4. Say What?—Romans 3:23-24

“Since we’ve compiled this long and sorry record as sinners and proven that we are utterly incapable of living up to the standards God demands of us, God did it for us. Out of sheer generosity he put us in right standing with himself. A pure gift. He got us out of the mess we’re in and restored us to where he always wanted us to be. And he did it by means of Jesus Christ dying on the cross to pay for our sins.”

5. How cool is Christianity—Romans 3:25

“God sacrificed Jesus on the altar of the world—you and me—to clear that world—you and me—of sin. People are made right with God when they believe that Jesus sacrificed his life, shedding his blood.”

That’s it! That’s the Good News—and that news really is good! Religion is complex; Christianity is simple. Religion is about what you have to do; Christianity is about what God has done!

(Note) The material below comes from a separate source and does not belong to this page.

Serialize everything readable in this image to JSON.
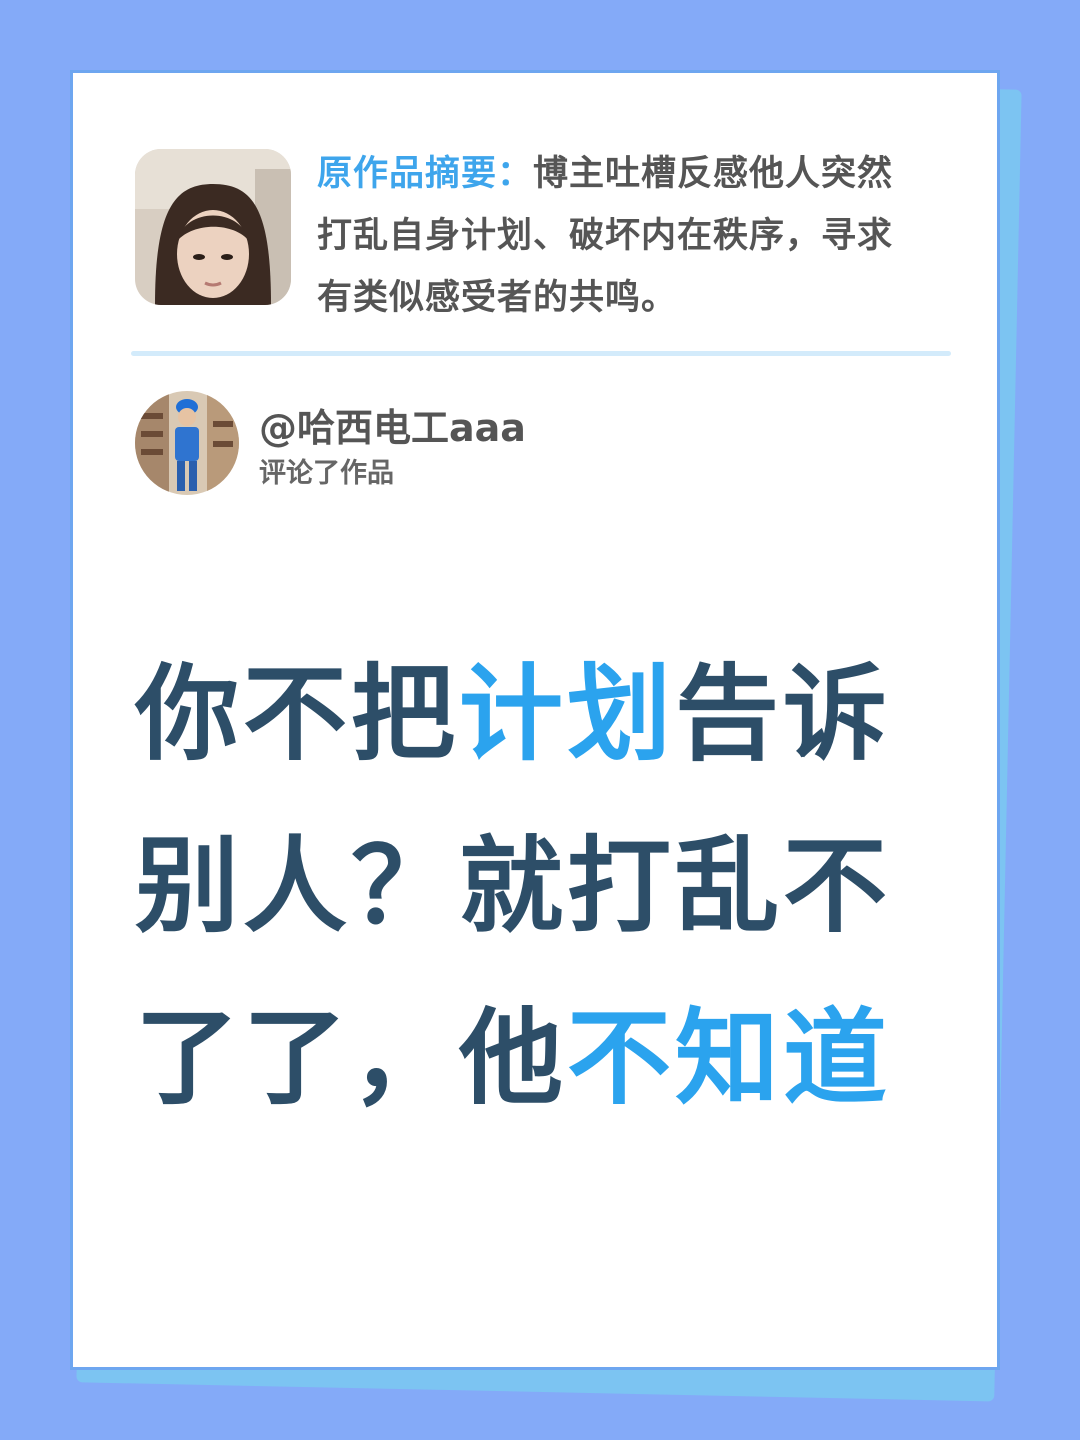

Religion requires you to sacrifice to appease your god; Christianity required God to sacrifice his Son to appease himself. In religion, you pay; in Christianity, Jesus paid it all. Religious faith is about works; Christian faith is about belief. Religion leads to death; Christianity leads to life.

Need I say more?

Now I’m not all that bright—on par with a caveman—but I think I’ll take Christianity! How ‘bout you?

Prayer… Father, thank you for your mercy—you didn’t give me what I deserved. Thank you for your grace—you gave me what I didn’t deserve. You didn’t give me hell; you gave me heaven. Thank you for making it easy for me by making it hard on Jesus. Thank you for Christianity, thank you for Jesus, thank you for you!

One more thing… “Faith justifies not as a work, nor as a quality, nor as knowledge, but as assent of the will and firm confidence in the mercy of God.” —Martin Luther